Killer T cells launch an aggressive attack but don't last for long. Scientists are working on ways to draw a few back to a subdued memory form.

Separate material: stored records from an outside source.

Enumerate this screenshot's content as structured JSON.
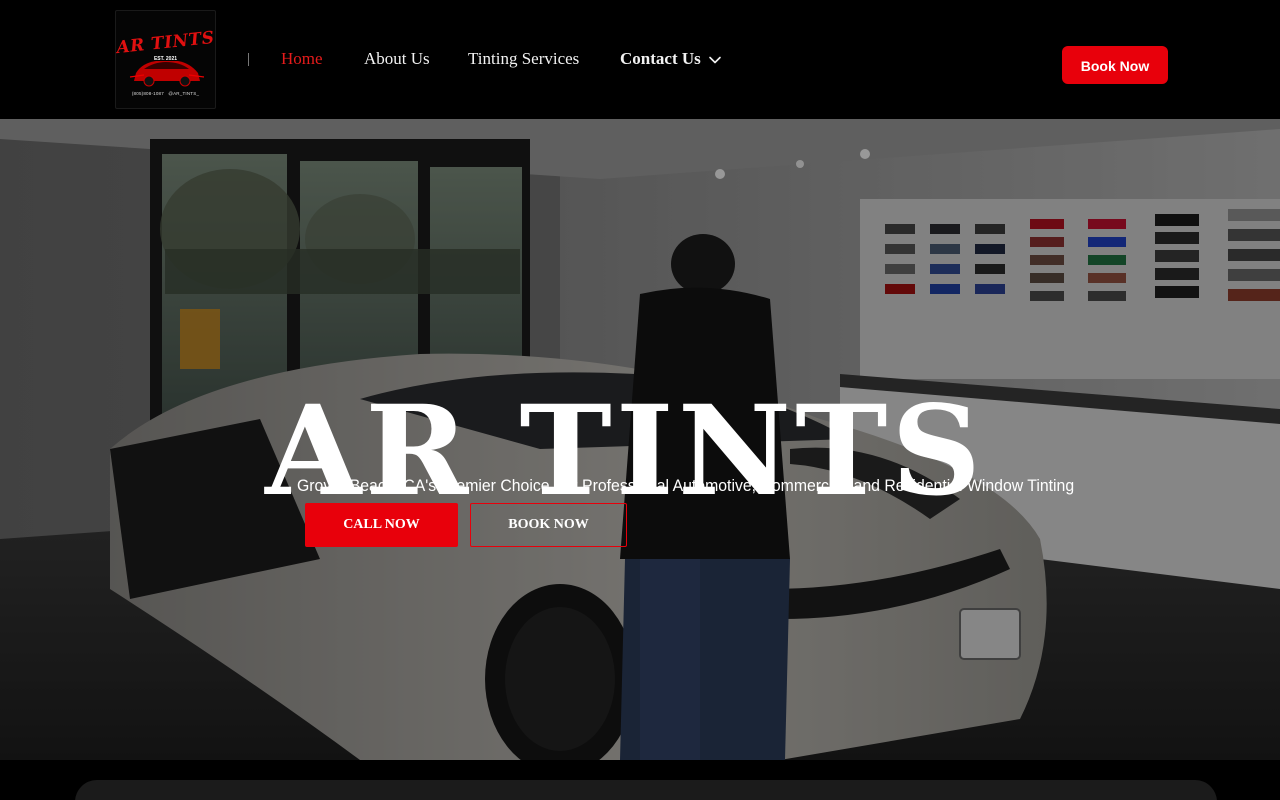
{
  "header": {
    "logo": {
      "title": "AR TINTS",
      "established": "EST. 2021",
      "phone": "(805)808-1087",
      "handle": "@AR_TINTS_"
    },
    "nav": [
      {
        "label": "Home",
        "active": true
      },
      {
        "label": "About Us",
        "active": false
      },
      {
        "label": "Tinting Services",
        "active": false
      },
      {
        "label": "Contact Us",
        "active": false,
        "has_dropdown": true
      }
    ],
    "cta_label": "Book Now"
  },
  "hero": {
    "title": "AR TINTS",
    "subtitle": "Grover Beach, CA's Premier Choice For Professional Automotive, Commercial, and Residential Window Tinting",
    "primary_button": "CALL NOW",
    "secondary_button": "BOOK NOW",
    "background_image": "technician-tinting-sports-car-in-showroom"
  },
  "colors": {
    "accent": "#e8000b",
    "nav_active": "#e51b1b",
    "header_bg": "#000000",
    "text": "#ffffff"
  },
  "icons": {
    "dropdown": "chevron-down-icon"
  }
}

It does well to remember your enemies. When the human body encounters an infectious agent for the first time, it (often) successfully beats back the intruder by expanding in great number the immune cells that are specially equipped to clear out the pathogens and infected cells. After health is restored, a few "memory" versions of these immune cells remain, such that, should the infectious agent make a second unwelcome appearance, the immune response is quicker and more intense.